Their participation in the march was part of a broader event called Acting in Faith: Evangelical Climate Advocacy Days, organized by the Office of Social Justice, Young Evangelicals for Climate Action (YECA), and Climate Caretakers. The group that attended the three-day event included evangelical Christians from across the United States.

Group members marched in the People’s Climate March on Saturday, attended advocacy training and worship on Sunday, and met with members of Congress on Monday.

The goal of the event was to demonstrate that Christians care about climate change and to encourage elected officials to pursue sensible climate policy changes, according to Steve Mulder, event organizer and coordinator for the CRC’s Climate Witness Project.

Approximately 100 group members marched in the People’s Climate March.

“I enjoyed marching with fellow Christians from around the country and hearing the specific ways they are working to care for our Father's world,” said Dale Hulst, a CWP partner at Alger Park CRC in Grand Rapids, Mich.

Claire McWilliams, a CRC member who is also a member of YECA, echoed similar thoughts: “I loved the contrast between marching on Saturday to lobbying and bridge building on Monday. I loved the opportunity to share about how I advocate for climate because of my faith.”

Organizers arranged 37 meetings on Capitol Hill with members of Congress or their staffers.

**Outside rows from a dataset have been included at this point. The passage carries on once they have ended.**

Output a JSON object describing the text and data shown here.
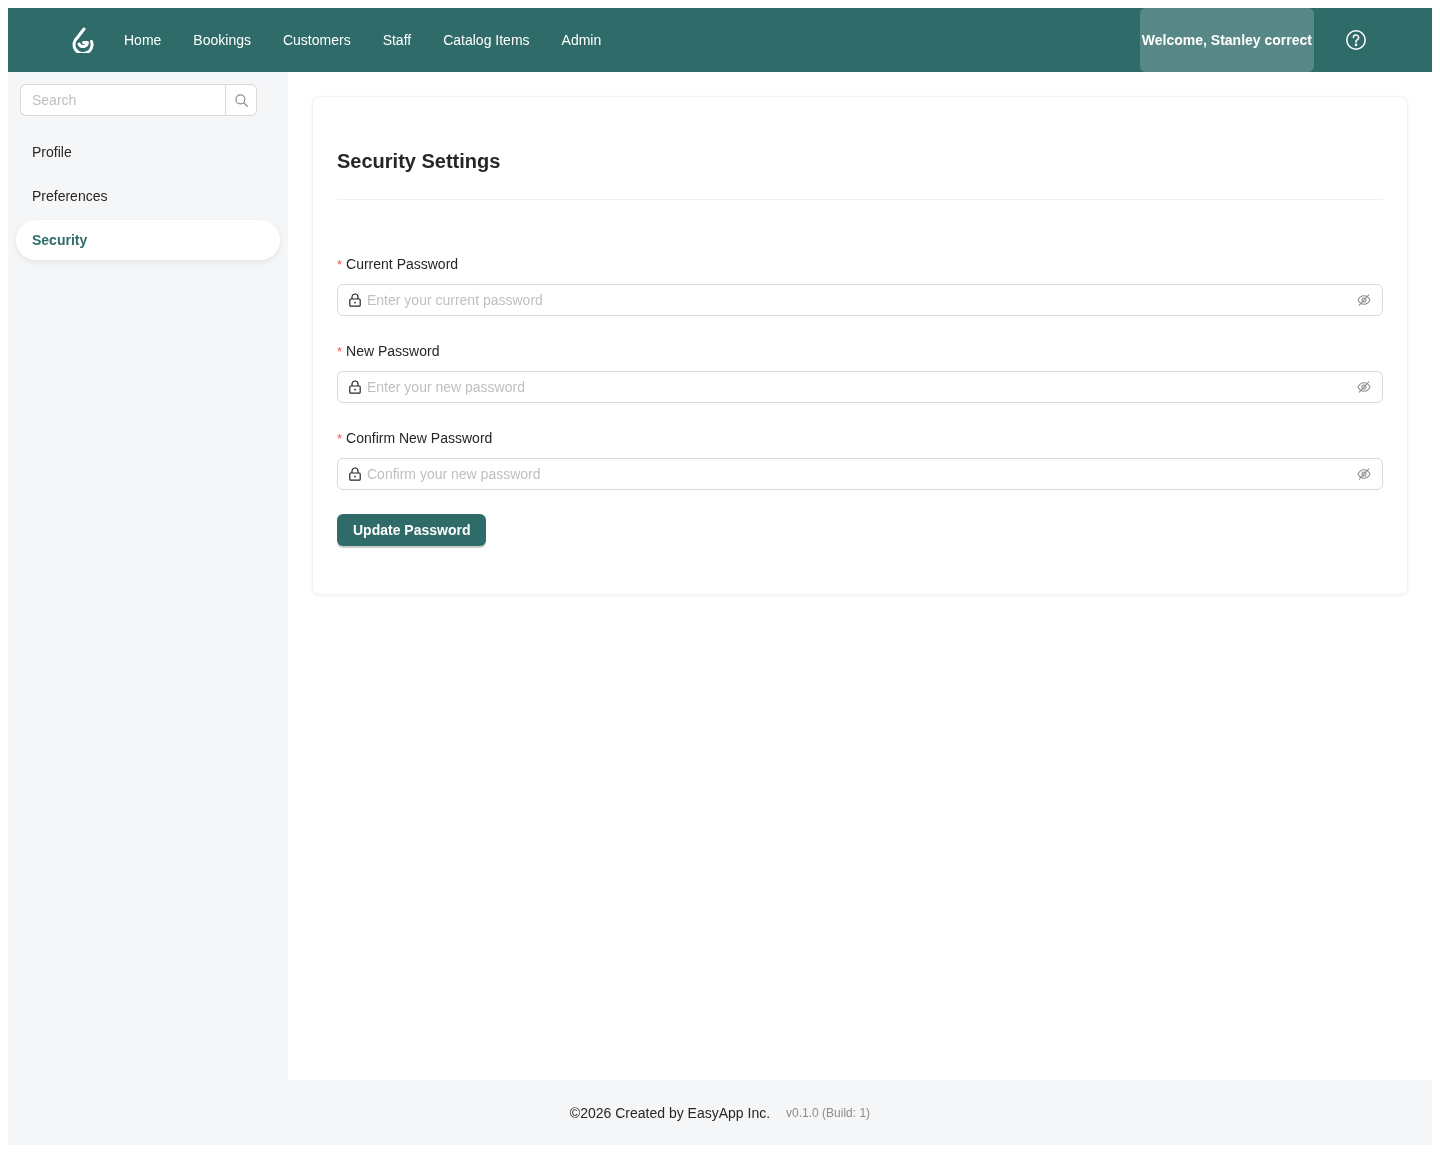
{
  "header": {
    "nav": [
      {
        "label": "Home",
        "selected": false
      },
      {
        "label": "Bookings",
        "selected": false
      },
      {
        "label": "Customers",
        "selected": false
      },
      {
        "label": "Staff",
        "selected": false
      },
      {
        "label": "Catalog Items",
        "selected": false
      },
      {
        "label": "Admin",
        "selected": false
      }
    ],
    "user_menu": {
      "label": "Welcome, Stanley correct",
      "hovered": true
    }
  },
  "sidebar": {
    "search": {
      "placeholder": "Search"
    },
    "items": [
      {
        "label": "Profile",
        "selected": false
      },
      {
        "label": "Preferences",
        "selected": false
      },
      {
        "label": "Security",
        "selected": true
      }
    ]
  },
  "card": {
    "title": "Security Settings",
    "fields": [
      {
        "label": "Current Password",
        "required_mark": "*",
        "placeholder": "Enter your current password",
        "password_visible": false
      },
      {
        "label": "New Password",
        "required_mark": "*",
        "placeholder": "Enter your new password",
        "password_visible": false
      },
      {
        "label": "Confirm New Password",
        "required_mark": "*",
        "placeholder": "Confirm your new password",
        "password_visible": false
      }
    ],
    "button": "Update Password"
  },
  "footer": {
    "copyright": "©2026 Created by EasyApp Inc.",
    "version": "v0.1.0 (Build: 1)"
  }
}
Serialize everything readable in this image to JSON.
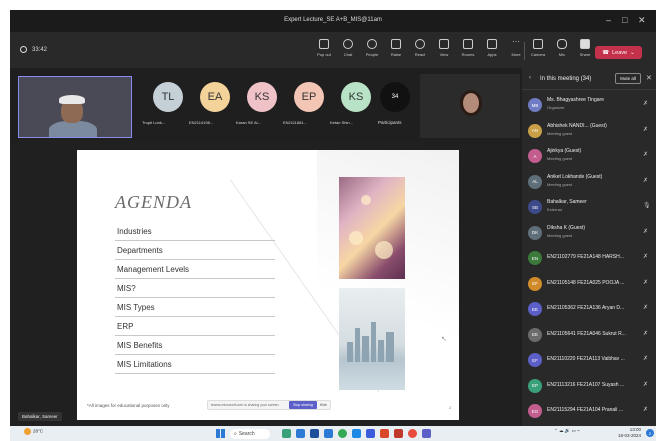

In the meetings, the group stressed the importance of taking action on climate change.

“It's the poor and the vulnerable that suffer first and the most because of a changing climate, and it's clear in Scripture that God stands up for the weak — and so must we in Jesus' name,” said Phillip Leo, a CWP regional organizer in the Chicago, Ill., area. “Marching and lobbying for me isn't about partisan politics but about taking seriously my role in the ministry of reconciliation.”

“The advocacy day was charged with energy and passion,” said Barry Meyer, a CWP regional organizer in the Denver, Colo., area. “The entire event was an opportunity to make my voice heard and to meet a wonderful group of passionate Christian people.”